Climate experts go cold on platform now known as X

Jennifer Dudley-Nicholson |

Almost half of environmental experts using the social network now known as X have abandoned it.
Almost half of environmental experts using the social network now known as X have abandoned it.

Almost half of the environmental experts on the social media network formerly known as Twitter have abandoned the platform in a trend one study found could damage climate change discourse.

The research, published in the Trends in Ecology and Evolution journal on Wednesday, also found public discussions about the environment, biodiversity and natural disasters on the platform are dwindling faster than other topics due to the expert exodus. 

The findings follow a series of major changes at the network now called X, including cuts to staff and content moderation, the removal of user verification, and content limits that experts say have fuelled a wider withdrawal.

The study, conducted at Pomona College in California, looked at a sample of 380,000 “environmentally oriented” Twitter users who posted to the network at least once every 15 days.

The group included ecologists, social scientists, conservationists, policymakers and climate interest groups.

Researchers compared their Twitter use with a group of 458,000 users who posted about politics, starting from October 2022 when entrepreneur Elon Musk bought and took over the network.

After six months, only 52.5 per cent of environmental experts were still actively using the social network, the study found, compared to 79.4 per cent of political posters.

“The rapid decline in active users raises alarm bells and signifies a substantial loss for the conservation community,” the study said.

“The exodus of environmental users on Twitter is an existential threat to the primary mode used to disseminate information, mobilise diverse audiences and analyse its data to track contemporary debate and sentiments around… biodiversity loss and climate change.”

The report found changes to content moderation on the platform may have contributed to the user decline, as well as increased levels of “hate speech,” reduced access to data, and service outages.

Swinburne University senior lecturer Dr Belinda Barnet said the findings were disturbing and revealed the real impact of changes made to the social network, including removing verification for users such as environmental researchers.

“Twitter did play a really important role in public discourse, which is why Musk took it over,” she said.

“It gave activists and people who wanted to get a message out a very quick route to the ear of the media and that was a large part of its power.”

Dr Barnet said the social network’s audience had become “fragmented” as Twitter users tried microblogging competitors to replace it but none offered the same reach.

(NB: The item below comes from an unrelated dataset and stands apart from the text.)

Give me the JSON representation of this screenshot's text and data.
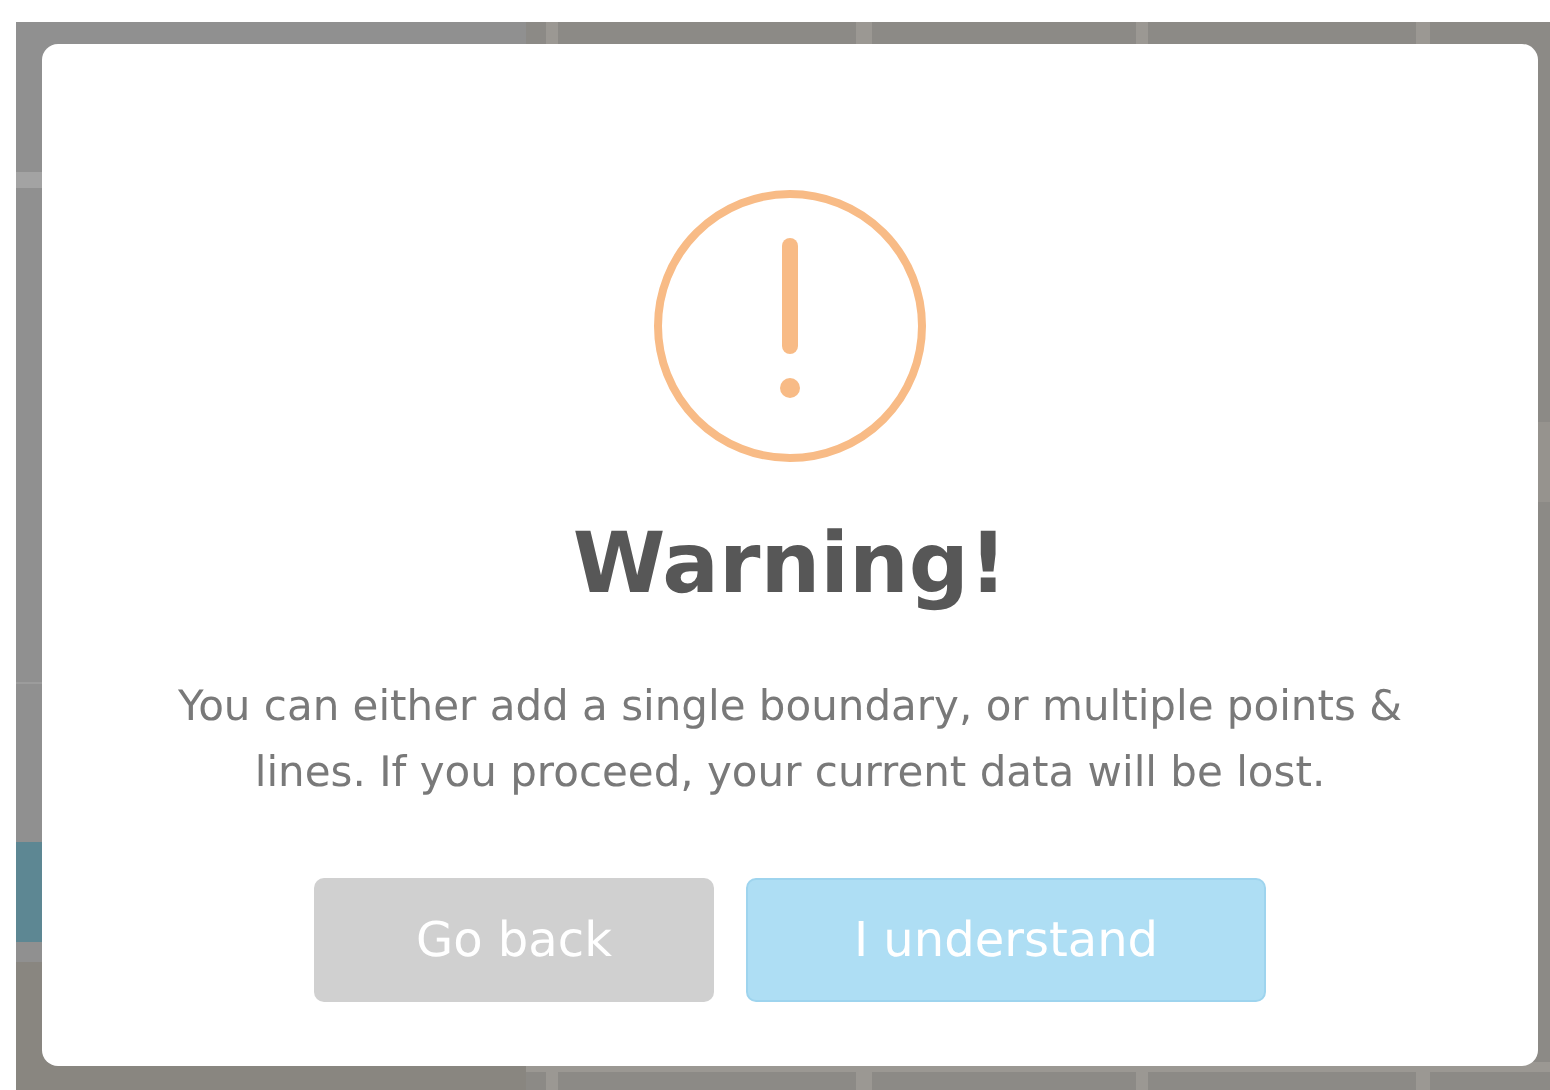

“I know a lot of people who have moved to Bluesky and Mastodon, even Threads, just to try and find that environment again where they can talk about issues that matter to them,” she said.

“But if you haven’t got that audience, you’ve lost the network effect.”